'''

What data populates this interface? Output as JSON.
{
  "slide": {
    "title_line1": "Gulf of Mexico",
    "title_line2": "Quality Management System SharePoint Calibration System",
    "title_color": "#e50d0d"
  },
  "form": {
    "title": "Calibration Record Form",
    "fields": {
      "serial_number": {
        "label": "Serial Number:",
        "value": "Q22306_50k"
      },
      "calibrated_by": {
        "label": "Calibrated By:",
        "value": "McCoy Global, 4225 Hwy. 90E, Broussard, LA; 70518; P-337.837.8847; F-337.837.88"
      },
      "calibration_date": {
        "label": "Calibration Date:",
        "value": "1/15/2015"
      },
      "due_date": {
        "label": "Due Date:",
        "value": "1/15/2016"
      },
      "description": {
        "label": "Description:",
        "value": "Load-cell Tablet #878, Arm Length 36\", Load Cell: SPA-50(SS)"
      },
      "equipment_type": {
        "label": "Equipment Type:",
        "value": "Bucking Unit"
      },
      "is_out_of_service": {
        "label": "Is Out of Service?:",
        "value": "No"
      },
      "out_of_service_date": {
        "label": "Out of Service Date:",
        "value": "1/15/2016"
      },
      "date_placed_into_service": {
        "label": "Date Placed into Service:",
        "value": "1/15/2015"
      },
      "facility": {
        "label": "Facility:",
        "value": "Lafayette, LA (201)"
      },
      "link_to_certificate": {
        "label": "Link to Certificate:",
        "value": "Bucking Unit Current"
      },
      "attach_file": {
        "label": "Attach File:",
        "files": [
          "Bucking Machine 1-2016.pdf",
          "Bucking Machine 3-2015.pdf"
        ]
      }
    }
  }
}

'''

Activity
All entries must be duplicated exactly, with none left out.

Answer section
What data populates this interface? Output as JSON.
{
  "slide": {
    "title_line1": "Gulf of Mexico",
    "title_line2": "Quality Management System SharePoint Calibration System",
    "title_color": "#e50d0d"
  },
  "form": {
    "title": "Calibration Record Form",
    "fields": {
      "serial_number": {
        "label": "Serial Number:",
        "value": "Q22306_50k"
      },
      "calibrated_by": {
        "label": "Calibrated By:",
        "value": "McCoy Global, 4225 Hwy. 90E, Broussard, LA; 70518; P-337.837.8847; F-337.837.88"
      },
      "calibration_date": {
        "label": "Calibration Date:",
        "value": "1/15/2015"
      },
      "due_date": {
        "label": "Due Date:",
        "value": "1/15/2016"
      },
      "description": {
        "label": "Description:",
        "value": "Load-cell Tablet #878, Arm Length 36\", Load Cell: SPA-50(SS)"
      },
      "equipment_type": {
        "label": "Equipment Type:",
        "value": "Bucking Unit"
      },
      "is_out_of_service": {
        "label": "Is Out of Service?:",
        "value": "No"
      },
      "out_of_service_date": {
        "label": "Out of Service Date:",
        "value": "1/15/2016"
      },
      "date_placed_into_service": {
        "label": "Date Placed into Service:",
        "value": "1/15/2015"
      },
      "facility": {
        "label": "Facility:",
        "value": "Lafayette, LA (201)"
      },
      "link_to_certificate": {
        "label": "Link to Certificate:",
        "value": "Bucking Unit Current"
      },
      "attach_file": {
        "label": "Attach File:",
        "files": [
          "Bucking Machine 1-2016.pdf",
          "Bucking Machine 3-2015.pdf"
        ]
      }
    }
  }
}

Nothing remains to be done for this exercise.